Deputy Minister of Tourism Savvas Perdios said the Mediterranean island nation recorded around 1.7 million traveler arrivals between January and October, 54% fewer than in a record-setting 2019.
But unlike other years, arrivals noticeably increased this fall instead of dropping off in September, Perdios said.
He said tourism is expected to return to pre-pandemic levels by 2024.
Tourism directly accounts for 13% of Cyprus’ economy and the precipitous drop in revenue during the first months of the pandemic hit the country hard.
Tourism revenue between January and September of this year reached over 1 billion euros ($1.2 billion), more than three times the amount for the same period last year but a 53% drop from 2019.
The decision by Royal Caribbean, the world’s second-largest cruise line operator, to use Cyprus as a home port significantly helped the tourism this year, according to Perdios. The company is expected to keep Cyprus as a home port for the next few years.
To broaden the country’s appeal beyond the staple sun and surf that have drawn tourists for decades, authorities are looking to promote winery tours in areas of Cyprus with a millennia-old history of making wine, the minister said.
They also hope to popularize Cyprus as a location for nature hikes, scuba diving and tours of religious sites that date back to the origins of Christianity.
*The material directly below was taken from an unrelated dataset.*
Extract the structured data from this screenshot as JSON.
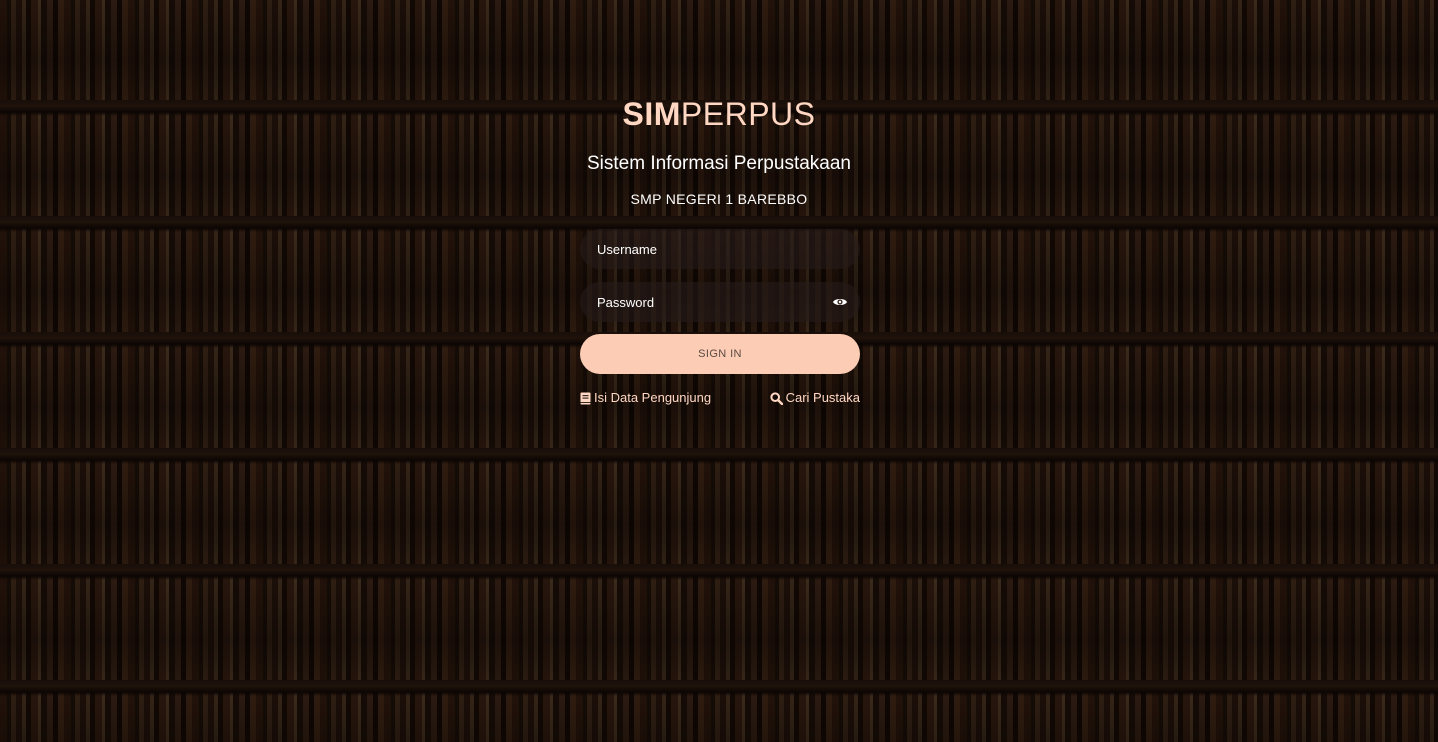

Private companies have embarked on massive marina projects to encourage yachting.